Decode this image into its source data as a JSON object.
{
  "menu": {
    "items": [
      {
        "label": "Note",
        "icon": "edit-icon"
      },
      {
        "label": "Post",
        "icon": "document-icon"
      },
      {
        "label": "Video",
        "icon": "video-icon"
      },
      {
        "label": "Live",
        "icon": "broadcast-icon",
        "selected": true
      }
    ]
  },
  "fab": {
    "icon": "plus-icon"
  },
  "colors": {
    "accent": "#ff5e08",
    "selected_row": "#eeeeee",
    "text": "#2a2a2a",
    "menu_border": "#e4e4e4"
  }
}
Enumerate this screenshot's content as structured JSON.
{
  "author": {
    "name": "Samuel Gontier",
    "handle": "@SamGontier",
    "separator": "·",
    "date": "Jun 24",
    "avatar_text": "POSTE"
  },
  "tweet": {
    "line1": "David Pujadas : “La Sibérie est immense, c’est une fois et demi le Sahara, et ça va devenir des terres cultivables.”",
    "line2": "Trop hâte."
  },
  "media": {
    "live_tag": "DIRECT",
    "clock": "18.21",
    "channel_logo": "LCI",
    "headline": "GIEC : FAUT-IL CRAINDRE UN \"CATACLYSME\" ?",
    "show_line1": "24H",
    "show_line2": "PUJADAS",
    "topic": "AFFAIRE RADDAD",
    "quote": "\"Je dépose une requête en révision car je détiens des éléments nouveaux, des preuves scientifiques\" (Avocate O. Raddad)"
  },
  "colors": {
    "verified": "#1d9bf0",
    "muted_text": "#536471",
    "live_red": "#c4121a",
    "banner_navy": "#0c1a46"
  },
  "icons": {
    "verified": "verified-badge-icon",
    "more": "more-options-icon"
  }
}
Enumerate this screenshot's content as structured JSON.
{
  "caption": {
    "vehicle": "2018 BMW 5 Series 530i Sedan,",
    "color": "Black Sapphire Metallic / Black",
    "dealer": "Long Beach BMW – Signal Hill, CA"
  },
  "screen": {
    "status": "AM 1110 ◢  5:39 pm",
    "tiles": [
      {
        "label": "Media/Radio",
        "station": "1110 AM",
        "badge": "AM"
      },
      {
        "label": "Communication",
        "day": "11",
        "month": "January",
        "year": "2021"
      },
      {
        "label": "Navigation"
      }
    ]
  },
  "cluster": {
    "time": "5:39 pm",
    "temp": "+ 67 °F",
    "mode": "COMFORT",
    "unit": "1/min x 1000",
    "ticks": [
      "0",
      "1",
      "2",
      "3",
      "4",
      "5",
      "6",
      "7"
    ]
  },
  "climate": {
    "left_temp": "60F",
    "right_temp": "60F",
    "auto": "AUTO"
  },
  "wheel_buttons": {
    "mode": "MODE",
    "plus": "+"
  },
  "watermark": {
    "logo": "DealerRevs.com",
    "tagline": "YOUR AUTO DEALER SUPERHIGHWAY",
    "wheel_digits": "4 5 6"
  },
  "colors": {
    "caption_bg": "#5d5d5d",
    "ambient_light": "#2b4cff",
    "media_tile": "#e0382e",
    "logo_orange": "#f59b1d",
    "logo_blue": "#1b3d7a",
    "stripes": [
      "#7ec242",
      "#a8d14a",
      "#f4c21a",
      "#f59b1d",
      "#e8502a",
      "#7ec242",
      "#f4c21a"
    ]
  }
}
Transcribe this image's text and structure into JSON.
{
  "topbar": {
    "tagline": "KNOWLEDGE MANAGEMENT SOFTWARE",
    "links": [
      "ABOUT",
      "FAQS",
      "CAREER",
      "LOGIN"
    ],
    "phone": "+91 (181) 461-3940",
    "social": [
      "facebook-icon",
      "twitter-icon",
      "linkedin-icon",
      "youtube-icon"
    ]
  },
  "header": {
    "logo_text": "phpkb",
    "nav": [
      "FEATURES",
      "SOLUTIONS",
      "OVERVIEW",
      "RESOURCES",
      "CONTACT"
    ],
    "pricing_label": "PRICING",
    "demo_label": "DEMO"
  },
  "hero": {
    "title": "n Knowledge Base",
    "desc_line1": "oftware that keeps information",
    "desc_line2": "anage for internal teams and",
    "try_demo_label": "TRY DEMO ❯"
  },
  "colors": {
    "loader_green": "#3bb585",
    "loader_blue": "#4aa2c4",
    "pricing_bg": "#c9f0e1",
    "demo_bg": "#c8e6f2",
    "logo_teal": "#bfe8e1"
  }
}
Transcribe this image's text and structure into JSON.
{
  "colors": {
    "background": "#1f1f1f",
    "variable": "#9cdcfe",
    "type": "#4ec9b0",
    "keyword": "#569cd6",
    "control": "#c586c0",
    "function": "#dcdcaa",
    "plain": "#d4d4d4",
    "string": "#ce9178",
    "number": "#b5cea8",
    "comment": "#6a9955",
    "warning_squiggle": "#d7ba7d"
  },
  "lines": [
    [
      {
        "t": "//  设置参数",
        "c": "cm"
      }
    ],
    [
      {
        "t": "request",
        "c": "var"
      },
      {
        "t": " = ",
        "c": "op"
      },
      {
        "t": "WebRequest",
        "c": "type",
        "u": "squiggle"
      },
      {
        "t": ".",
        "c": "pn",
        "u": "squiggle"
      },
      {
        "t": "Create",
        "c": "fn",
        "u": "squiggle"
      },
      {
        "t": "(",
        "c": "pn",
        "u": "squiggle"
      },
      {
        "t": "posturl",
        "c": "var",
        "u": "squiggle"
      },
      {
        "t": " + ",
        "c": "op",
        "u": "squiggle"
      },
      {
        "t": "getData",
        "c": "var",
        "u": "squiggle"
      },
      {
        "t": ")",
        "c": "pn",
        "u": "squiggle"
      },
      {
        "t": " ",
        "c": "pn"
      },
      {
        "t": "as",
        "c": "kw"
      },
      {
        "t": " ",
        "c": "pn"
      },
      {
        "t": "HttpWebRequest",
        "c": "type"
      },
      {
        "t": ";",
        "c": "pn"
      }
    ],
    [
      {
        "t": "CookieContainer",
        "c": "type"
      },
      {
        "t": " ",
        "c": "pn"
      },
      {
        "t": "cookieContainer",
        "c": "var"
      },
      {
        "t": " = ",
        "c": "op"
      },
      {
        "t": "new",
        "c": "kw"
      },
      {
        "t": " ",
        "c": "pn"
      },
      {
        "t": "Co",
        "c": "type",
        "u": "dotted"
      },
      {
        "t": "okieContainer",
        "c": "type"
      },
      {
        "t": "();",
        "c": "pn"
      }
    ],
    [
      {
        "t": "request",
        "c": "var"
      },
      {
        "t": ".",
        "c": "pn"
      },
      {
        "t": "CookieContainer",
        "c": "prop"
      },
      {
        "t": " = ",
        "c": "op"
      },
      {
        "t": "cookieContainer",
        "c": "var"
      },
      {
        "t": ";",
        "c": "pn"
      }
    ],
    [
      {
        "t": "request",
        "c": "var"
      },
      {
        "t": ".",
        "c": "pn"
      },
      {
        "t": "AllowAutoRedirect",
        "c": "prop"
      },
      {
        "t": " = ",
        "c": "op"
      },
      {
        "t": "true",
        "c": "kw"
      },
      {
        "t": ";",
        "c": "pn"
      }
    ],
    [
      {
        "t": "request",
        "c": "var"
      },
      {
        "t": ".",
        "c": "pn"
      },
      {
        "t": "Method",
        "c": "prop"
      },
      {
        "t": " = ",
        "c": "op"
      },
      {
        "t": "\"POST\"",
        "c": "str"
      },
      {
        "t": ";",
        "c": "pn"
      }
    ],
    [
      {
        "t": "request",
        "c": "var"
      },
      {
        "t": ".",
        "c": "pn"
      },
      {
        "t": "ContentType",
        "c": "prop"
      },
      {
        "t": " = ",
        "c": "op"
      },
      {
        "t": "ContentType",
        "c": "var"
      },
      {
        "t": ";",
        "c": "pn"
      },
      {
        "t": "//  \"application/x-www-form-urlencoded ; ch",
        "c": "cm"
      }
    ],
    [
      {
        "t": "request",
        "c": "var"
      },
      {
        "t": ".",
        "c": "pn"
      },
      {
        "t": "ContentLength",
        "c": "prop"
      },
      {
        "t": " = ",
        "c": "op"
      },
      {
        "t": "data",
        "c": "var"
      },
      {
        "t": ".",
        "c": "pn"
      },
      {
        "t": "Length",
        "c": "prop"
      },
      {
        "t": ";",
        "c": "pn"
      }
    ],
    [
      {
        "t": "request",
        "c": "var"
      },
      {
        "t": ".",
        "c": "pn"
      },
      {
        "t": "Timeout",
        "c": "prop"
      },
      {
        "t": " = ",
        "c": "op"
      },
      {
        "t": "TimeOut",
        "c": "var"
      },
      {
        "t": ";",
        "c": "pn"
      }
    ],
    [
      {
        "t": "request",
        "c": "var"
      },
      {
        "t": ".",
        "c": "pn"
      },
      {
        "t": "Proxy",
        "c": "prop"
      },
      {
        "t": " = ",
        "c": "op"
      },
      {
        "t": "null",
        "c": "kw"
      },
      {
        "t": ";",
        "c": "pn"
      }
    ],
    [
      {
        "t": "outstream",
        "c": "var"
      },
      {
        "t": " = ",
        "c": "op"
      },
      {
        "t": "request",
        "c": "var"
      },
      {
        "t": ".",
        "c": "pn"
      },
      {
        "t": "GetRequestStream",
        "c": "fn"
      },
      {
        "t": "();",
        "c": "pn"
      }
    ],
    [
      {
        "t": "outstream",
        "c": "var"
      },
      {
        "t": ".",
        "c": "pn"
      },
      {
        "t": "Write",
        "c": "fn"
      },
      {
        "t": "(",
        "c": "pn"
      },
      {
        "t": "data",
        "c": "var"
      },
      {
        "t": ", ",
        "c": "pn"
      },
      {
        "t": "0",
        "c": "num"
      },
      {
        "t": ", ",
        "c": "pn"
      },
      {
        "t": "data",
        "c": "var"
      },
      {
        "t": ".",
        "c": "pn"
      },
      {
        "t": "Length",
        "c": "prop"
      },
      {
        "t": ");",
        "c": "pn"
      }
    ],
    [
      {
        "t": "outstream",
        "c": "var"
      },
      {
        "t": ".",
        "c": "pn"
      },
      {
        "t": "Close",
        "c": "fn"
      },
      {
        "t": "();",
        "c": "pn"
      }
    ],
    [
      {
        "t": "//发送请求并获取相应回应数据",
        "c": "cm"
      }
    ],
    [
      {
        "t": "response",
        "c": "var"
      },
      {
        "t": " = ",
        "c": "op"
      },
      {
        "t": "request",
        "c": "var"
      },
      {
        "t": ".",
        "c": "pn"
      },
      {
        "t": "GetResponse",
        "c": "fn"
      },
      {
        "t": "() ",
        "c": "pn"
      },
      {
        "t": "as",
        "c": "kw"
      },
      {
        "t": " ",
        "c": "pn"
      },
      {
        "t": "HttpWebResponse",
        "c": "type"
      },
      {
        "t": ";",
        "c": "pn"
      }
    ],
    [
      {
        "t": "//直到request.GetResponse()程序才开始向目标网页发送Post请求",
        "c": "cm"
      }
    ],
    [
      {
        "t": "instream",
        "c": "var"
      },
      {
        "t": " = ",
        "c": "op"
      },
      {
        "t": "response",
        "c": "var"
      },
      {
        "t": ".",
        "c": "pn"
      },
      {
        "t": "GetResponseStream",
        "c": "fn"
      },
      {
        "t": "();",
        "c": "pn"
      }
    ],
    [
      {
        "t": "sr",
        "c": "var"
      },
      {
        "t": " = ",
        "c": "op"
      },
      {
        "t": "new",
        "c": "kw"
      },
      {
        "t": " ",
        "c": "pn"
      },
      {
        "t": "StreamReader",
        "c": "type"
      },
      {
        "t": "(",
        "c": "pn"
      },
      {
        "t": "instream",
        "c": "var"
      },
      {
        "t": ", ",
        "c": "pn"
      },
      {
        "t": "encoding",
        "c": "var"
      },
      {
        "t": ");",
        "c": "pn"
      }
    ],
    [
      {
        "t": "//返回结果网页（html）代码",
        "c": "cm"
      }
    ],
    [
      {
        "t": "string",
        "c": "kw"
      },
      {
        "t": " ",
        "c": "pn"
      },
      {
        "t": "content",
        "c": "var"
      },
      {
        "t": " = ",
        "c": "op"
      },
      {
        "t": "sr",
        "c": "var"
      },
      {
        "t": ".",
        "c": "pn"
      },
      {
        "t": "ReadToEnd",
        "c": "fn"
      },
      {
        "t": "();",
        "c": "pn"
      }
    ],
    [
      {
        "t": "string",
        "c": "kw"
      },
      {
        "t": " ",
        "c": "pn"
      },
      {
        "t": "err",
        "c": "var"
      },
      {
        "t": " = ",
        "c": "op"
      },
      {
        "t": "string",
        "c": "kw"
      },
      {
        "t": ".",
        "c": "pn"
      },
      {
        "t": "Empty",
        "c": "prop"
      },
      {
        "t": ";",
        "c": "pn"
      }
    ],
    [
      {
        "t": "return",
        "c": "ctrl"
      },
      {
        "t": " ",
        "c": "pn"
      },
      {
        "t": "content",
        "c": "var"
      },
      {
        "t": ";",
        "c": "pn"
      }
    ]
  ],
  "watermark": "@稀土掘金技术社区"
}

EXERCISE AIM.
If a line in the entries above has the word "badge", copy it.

YOUR RESPONSE.
    "verified": "verified-badge-icon",
        "badge": "AM"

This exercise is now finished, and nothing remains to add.